Susan Lovegren

Chief People Officer

Bobby Vicario has trouble sitting still—which comes in handy as a husband, father of two, working professional, and hip-hop practitioner. Below, he explains how Medallia embraces and helps him balance all the aspects of his busy life, and shares why he’s so excited about the future.

What do you do at Medallia?

I help manage our collaboration tools, including Zoom, our video-conferencing platform. Day to day, that means getting people set up with new accounts and troubleshooting technical issues. Our team also designs and builds new AV systems in Medallia’s conference and training rooms. We have 165 Zoom rooms in our offices around the world, and my team’s job is to make them as user-friendly and self-sufficient as possible—and also to provide support whenever it’s needed. Often, we’re walking into a room where something’s broken, and people might be frustrated. My goal is to change that energy. Hopefully, I can fix the problem immediately, but even if I can’t, I still want people to know we’re here to support them and get them back up and running as quickly as possible.

I think it’s pretty amazing to be part of a program that’s responsible for how Medallians interact all over the world—with our customers and with each other. Not too long ago, this was the stuff of sci-fi movies. Now we’re doing it for real.

What were you doing before Medallia, and why did you join?

I’ve been fascinated with the audiovisual world since I was a kid. My older brother was a DJ, and I used to sneak into his room and mess with his equipment. I studied audio production in college and then started my career in AV at the San Francisco Marriott, which hosts hundreds of conferences every year. I got to work on a lot of big events, including the annual conferences for Salesforce and Oracle. Those weeks were nonstop, but I always looked forward to them.
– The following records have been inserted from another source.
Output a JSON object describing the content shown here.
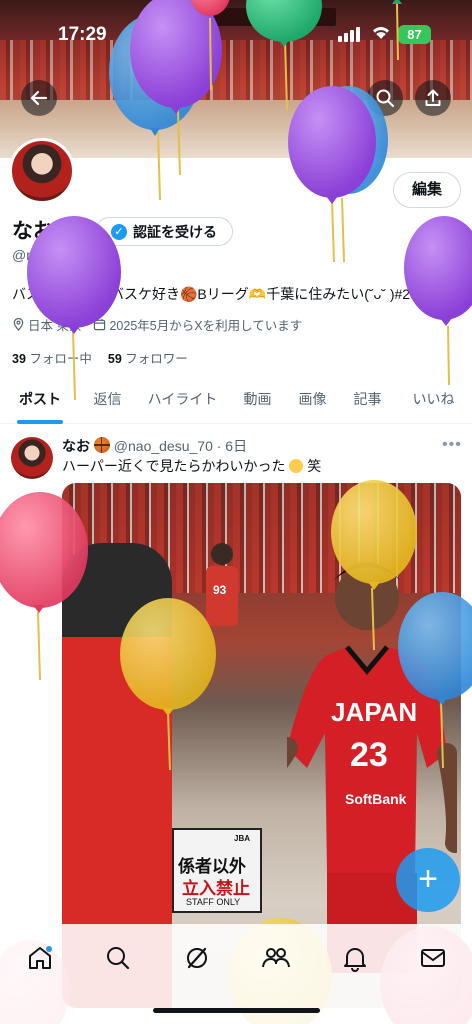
{
  "status_bar": {
    "time": "17:29",
    "battery": "87"
  },
  "profile": {
    "name": "なお",
    "handle": "@nao_desu_70",
    "edit_label": "編集",
    "verify_label": "認証を受ける",
    "bio": "バスケ未経験のバスケ好き🏀Bリーグ🫶千葉に住みたい(˘ᴗ˘ )#2🫶",
    "location": "日本 東京",
    "joined": "2025年5月からXを利用しています",
    "following_count": "39",
    "following_label": "フォロー中",
    "followers_count": "59",
    "followers_label": "フォロワー"
  },
  "tabs": [
    "ポスト",
    "返信",
    "ハイライト",
    "動画",
    "画像",
    "記事",
    "いいね"
  ],
  "active_tab": 0,
  "post": {
    "author": "なお",
    "handle_time": "@nao_desu_70 · 6日",
    "text": "ハーパー近くで見たらかわいかった",
    "text_suffix": "笑",
    "photo": {
      "jersey_text": "JAPAN",
      "jersey_number": "23",
      "jersey_sponsor": "SoftBank",
      "sign_line1": "係者以外",
      "sign_line2": "立入禁止",
      "sign_line3": "STAFF ONLY",
      "sign_logo": "JBA",
      "bench_number": "93"
    }
  },
  "fab_label": "+",
  "bottom_nav": [
    "home-icon",
    "search-icon",
    "grok-icon",
    "communities-icon",
    "notifications-icon",
    "messages-icon"
  ],
  "colors": {
    "accent": "#1d9bf0",
    "balloon_purple": "#9b4fe0",
    "balloon_blue": "#3a9be8",
    "balloon_green": "#2ec27e",
    "balloon_red": "#ef4f72",
    "balloon_yellow": "#f2c935"
  }
}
I have a lot of energy, so it was a good fit for my personality.

After Marriott, I worked with several companies and got more experience with live events and the corporate side of AV. When I interviewed at Medallia, I could tell immediately this was a place where I could thrive and be happy. The whole experience was awesome. Ham, our global head of AV, did a great job of giving me a snapshot of Medallia’s culture and explaining how the company values inclusion and being yourself. I was like, “Wow, these are humble, genuine people. I want to be part of that.”

Tell us more about inclusion at Medallia.

I feel like a lot of companies talk about inclusivity, but Medallia actually does it in a way I haven’t experienced elsewhere. Events like Mx Medallia, our Pride Week pageant, are a good example of how the company reinforces the idea that you can bring your whole self to work. It’s so inspiring to me to see all this talent I had no idea existed—drag performers and dancers and singers—and know that Medallia welcomes it.

I’ve personally had multiple opportunities here to share my talents as a breakdancer, which is something I never imagined I’d get to do in a professional setting. I’ve taught two workshops for Medallians as part of our Global Week of Learning, and I’m now part of a campaign that showcases what some of our team members do outside work. It’s a huge honor. Medallia is also a big part of the reason I’m able to balance work with being a husband and father of two and still maintain a level of autonomy as a dancer. I’m out of the house by 4:30 a.m. so I can beat the traffic, get to the gym, and start my day at 7 a.m. I work until 3 or 3:30 p.m., and can still be home by 5 p.m. or go teach a private breakdance lesson. I’m always on the go and it’s a pretty crazy lifestyle, but it’s really my ideal schedule.

Tell us more about breakdancing and how it informs the rest of your life.

I started breakdancing when I was in middle school. My friends and I saw some older kids doing it at a dance, and we went home and tried to imitate them. That didn’t go so well at first, but we kept at it and eventually started to meet people who taught us about the culture and helped us get better. Eventually a crew from my neighborhood in San Francisco, the Renegade Rockers, invited me to join them. That gave me the opportunity to dance and compete all over California and even overseas.

From there, I took on a role as an instructor at a circus arts school called AcroSports and managed their program for teaching in underserved communities. That was an awesome experience because we were able to not only teach breakdancing and help instill confidence, but also share values like respect for others and for yourself. I credit a lot of my parenting style to teaching, and to breakdancing in general.

I think those values overlap with working at Medallia, as well—especially the idea of growth mindset and learning from your failures. In breakdancing, we teach “crash and create,” which means even if you make a mistake, you can turn it into an amazing move that you might otherwise never have come up with. In the same way, Medallia’s taught me to not be afraid to fail. We have support systems in place, so if I break something, the worst that can happen is that I’ll learn how to fix it.

What are you excited about in the years ahead?

We’re planning some office expansions, and I’m excited to be part of building out more spaces where Medallians can collaborate. The better and simpler our tools are, the more effective we can be in serving our customers. In terms of breakdancing, getting to the gym regularly as part of my morning commute has reignited the idea of eventually opening up a dance studio. So I’m kind of on cloud nine right now, both personally and in terms of professional development. I feel like I’m getting closer to where I want to be, and it’s amazing.

This story was created in conjunction with Job Portraits, a San Francisco-based creative agency that helps teams scale using culture-focused content.